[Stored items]
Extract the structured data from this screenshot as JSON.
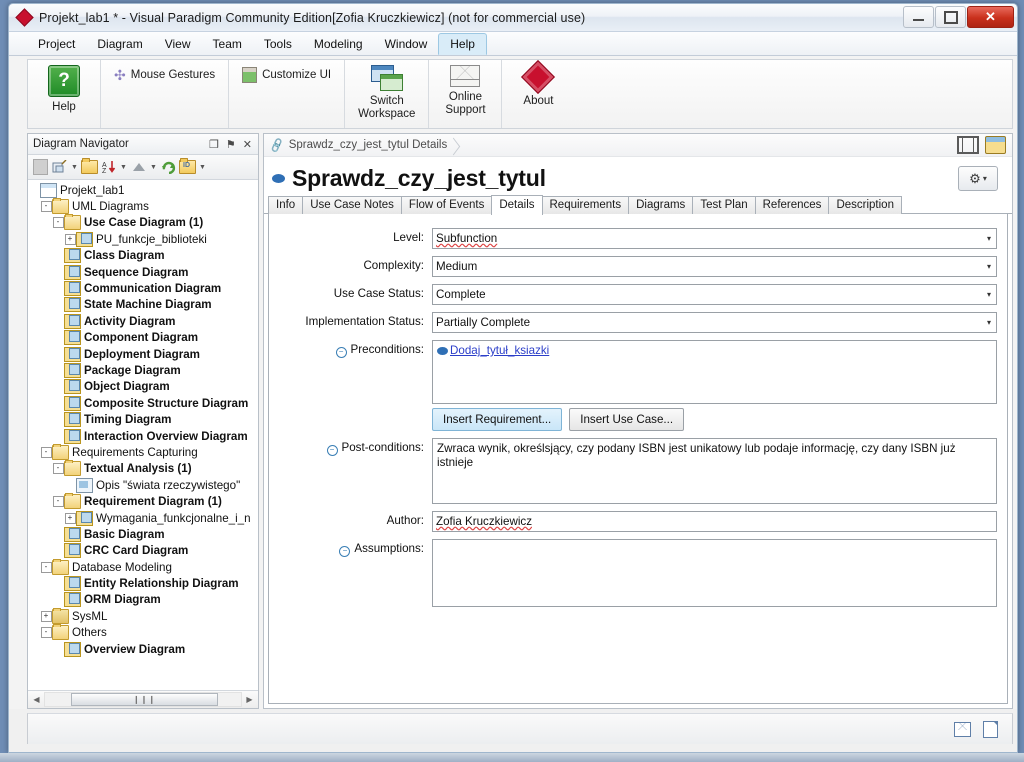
{
  "window": {
    "title": "Projekt_lab1 * - Visual Paradigm Community Edition[Zofia Kruczkiewicz] (not for commercial use)",
    "minimize_label": "Minimize",
    "maximize_label": "Maximize",
    "close_label": "✕"
  },
  "menubar": {
    "items": [
      {
        "label": "Project",
        "active": false
      },
      {
        "label": "Diagram",
        "active": false
      },
      {
        "label": "View",
        "active": false
      },
      {
        "label": "Team",
        "active": false
      },
      {
        "label": "Tools",
        "active": false
      },
      {
        "label": "Modeling",
        "active": false
      },
      {
        "label": "Window",
        "active": false
      },
      {
        "label": "Help",
        "active": true
      }
    ]
  },
  "ribbon": {
    "groups": [
      {
        "buttons": [
          {
            "label": "Help",
            "icon": "help-question-icon",
            "style": "large"
          }
        ]
      },
      {
        "buttons": [
          {
            "label": "Mouse Gestures",
            "icon": "mouse-gestures-icon",
            "style": "small"
          }
        ]
      },
      {
        "buttons": [
          {
            "label": "Customize UI",
            "icon": "customize-ui-icon",
            "style": "small"
          }
        ]
      },
      {
        "buttons": [
          {
            "label": "Switch\nWorkspace",
            "icon": "switch-workspace-icon",
            "style": "large"
          }
        ]
      },
      {
        "buttons": [
          {
            "label": "Online\nSupport",
            "icon": "online-support-mail-icon",
            "style": "large"
          }
        ]
      },
      {
        "buttons": [
          {
            "label": "About",
            "icon": "about-diamond-icon",
            "style": "large"
          }
        ]
      }
    ]
  },
  "navigator": {
    "title": "Diagram Navigator",
    "title_buttons": [
      {
        "name": "restore-icon",
        "glyph": "❐"
      },
      {
        "name": "pin-icon",
        "glyph": "⚑"
      },
      {
        "name": "close-icon",
        "glyph": "✕"
      }
    ],
    "toolbar_icons": [
      "blank-square-icon",
      "new-diagram-icon",
      "dropdown-caret-icon",
      "open-folder-icon",
      "sort-descending-icon",
      "dropdown-caret-icon",
      "collapse-up-icon",
      "dropdown-caret-icon",
      "refresh-icon",
      "folder-tools-icon",
      "dropdown-caret-icon"
    ],
    "tree": [
      {
        "label": "Projekt_lab1",
        "depth": 0,
        "icon": "project-icon",
        "bold": false,
        "expander": ""
      },
      {
        "label": "UML Diagrams",
        "depth": 1,
        "icon": "folder-open-icon",
        "bold": false,
        "expander": "-"
      },
      {
        "label": "Use Case Diagram (1)",
        "depth": 2,
        "icon": "folder-open-icon",
        "bold": true,
        "expander": "-"
      },
      {
        "label": "PU_funkcje_biblioteki",
        "depth": 3,
        "icon": "diagram-icon",
        "bold": false,
        "expander": "+"
      },
      {
        "label": "Class Diagram",
        "depth": 2,
        "icon": "diagram-icon",
        "bold": true,
        "expander": ""
      },
      {
        "label": "Sequence Diagram",
        "depth": 2,
        "icon": "diagram-icon",
        "bold": true,
        "expander": ""
      },
      {
        "label": "Communication Diagram",
        "depth": 2,
        "icon": "diagram-icon",
        "bold": true,
        "expander": ""
      },
      {
        "label": "State Machine Diagram",
        "depth": 2,
        "icon": "diagram-icon",
        "bold": true,
        "expander": ""
      },
      {
        "label": "Activity Diagram",
        "depth": 2,
        "icon": "diagram-icon",
        "bold": true,
        "expander": ""
      },
      {
        "label": "Component Diagram",
        "depth": 2,
        "icon": "diagram-icon",
        "bold": true,
        "expander": ""
      },
      {
        "label": "Deployment Diagram",
        "depth": 2,
        "icon": "diagram-icon",
        "bold": true,
        "expander": ""
      },
      {
        "label": "Package Diagram",
        "depth": 2,
        "icon": "diagram-icon",
        "bold": true,
        "expander": ""
      },
      {
        "label": "Object Diagram",
        "depth": 2,
        "icon": "diagram-icon",
        "bold": true,
        "expander": ""
      },
      {
        "label": "Composite Structure Diagram",
        "depth": 2,
        "icon": "diagram-icon",
        "bold": true,
        "expander": ""
      },
      {
        "label": "Timing Diagram",
        "depth": 2,
        "icon": "diagram-icon",
        "bold": true,
        "expander": ""
      },
      {
        "label": "Interaction Overview Diagram",
        "depth": 2,
        "icon": "diagram-icon",
        "bold": true,
        "expander": ""
      },
      {
        "label": "Requirements Capturing",
        "depth": 1,
        "icon": "folder-open-icon",
        "bold": false,
        "expander": "-"
      },
      {
        "label": "Textual Analysis (1)",
        "depth": 2,
        "icon": "folder-open-icon",
        "bold": true,
        "expander": "-"
      },
      {
        "label": "Opis \"świata rzeczywistego\"",
        "depth": 3,
        "icon": "file-icon",
        "bold": false,
        "expander": ""
      },
      {
        "label": "Requirement Diagram (1)",
        "depth": 2,
        "icon": "folder-open-icon",
        "bold": true,
        "expander": "-"
      },
      {
        "label": "Wymagania_funkcjonalne_i_n",
        "depth": 3,
        "icon": "diagram-icon",
        "bold": false,
        "expander": "+"
      },
      {
        "label": "Basic Diagram",
        "depth": 2,
        "icon": "diagram-icon",
        "bold": true,
        "expander": ""
      },
      {
        "label": "CRC Card Diagram",
        "depth": 2,
        "icon": "diagram-icon",
        "bold": true,
        "expander": ""
      },
      {
        "label": "Database Modeling",
        "depth": 1,
        "icon": "folder-open-icon",
        "bold": false,
        "expander": "-"
      },
      {
        "label": "Entity Relationship Diagram",
        "depth": 2,
        "icon": "diagram-icon",
        "bold": true,
        "expander": ""
      },
      {
        "label": "ORM Diagram",
        "depth": 2,
        "icon": "diagram-icon",
        "bold": true,
        "expander": ""
      },
      {
        "label": "SysML",
        "depth": 1,
        "icon": "folder-closed-icon",
        "bold": false,
        "expander": "+"
      },
      {
        "label": "Others",
        "depth": 1,
        "icon": "folder-open-icon",
        "bold": false,
        "expander": "-"
      },
      {
        "label": "Overview Diagram",
        "depth": 2,
        "icon": "diagram-icon",
        "bold": true,
        "expander": ""
      }
    ],
    "hscroll": {
      "left_arrow": "◀",
      "right_arrow": "▶",
      "thumb_grip": "❙❙❙"
    }
  },
  "editor": {
    "breadcrumb": "Sprawdz_czy_jest_tytul Details",
    "breadcrumb_icon": "link-chain-icon",
    "toolbar_right": [
      {
        "name": "fit-grid-icon"
      },
      {
        "name": "panel-layout-icon"
      }
    ],
    "usecase_title": "Sprawdz_czy_jest_tytul",
    "gear_label": "⚙",
    "gear_caret": "▾",
    "tabs": [
      {
        "label": "Info",
        "active": false
      },
      {
        "label": "Use Case Notes",
        "active": false
      },
      {
        "label": "Flow of Events",
        "active": false
      },
      {
        "label": "Details",
        "active": true
      },
      {
        "label": "Requirements",
        "active": false
      },
      {
        "label": "Diagrams",
        "active": false
      },
      {
        "label": "Test Plan",
        "active": false
      },
      {
        "label": "References",
        "active": false
      },
      {
        "label": "Description",
        "active": false
      }
    ],
    "form": {
      "level": {
        "label": "Level:",
        "value": "Subfunction"
      },
      "complexity": {
        "label": "Complexity:",
        "value": "Medium"
      },
      "use_case_status": {
        "label": "Use Case Status:",
        "value": "Complete"
      },
      "implementation_status": {
        "label": "Implementation Status:",
        "value": "Partially Complete"
      },
      "preconditions": {
        "label": "Preconditions:",
        "link": "Dodaj_tytuł_ksiazki",
        "insert_requirement_label": "Insert Requirement...",
        "insert_use_case_label": "Insert Use Case..."
      },
      "post_conditions": {
        "label": "Post-conditions:",
        "value": "Zwraca wynik, określsjący, czy podany ISBN jest unikatowy lub podaje informację, czy dany ISBN już istnieje"
      },
      "author": {
        "label": "Author:",
        "value": "Zofia Kruczkiewicz"
      },
      "assumptions": {
        "label": "Assumptions:",
        "value": ""
      },
      "caret_glyph": "▾",
      "collapser_glyph": "−"
    }
  },
  "statusbar": {
    "icons": [
      {
        "name": "message-icon"
      },
      {
        "name": "log-document-icon"
      }
    ]
  }
}
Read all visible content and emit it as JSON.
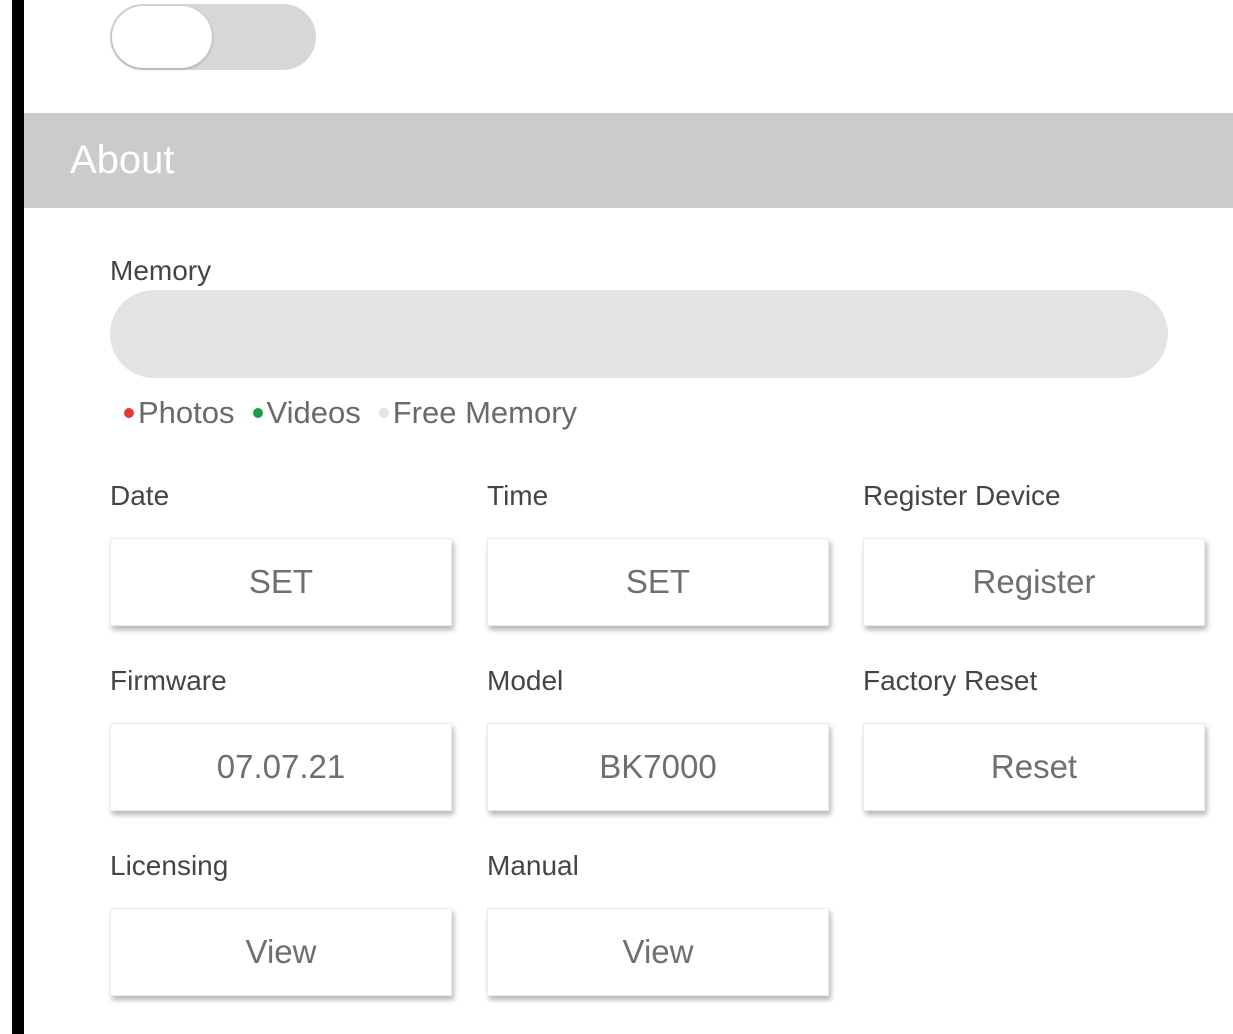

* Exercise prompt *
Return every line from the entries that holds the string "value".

* Response box *
        "value": "Subfunction"
        "value": "Medium"
        "value": "Complete"
        "value": "Partially Complete"
        "value": "Zwraca wynik, określsjący, czy podany ISBN jest unikatowy lub podaje informację, czy dany ISBN już istnieje"
        "value": "Zofia Kruczkiewicz"
        "value": ""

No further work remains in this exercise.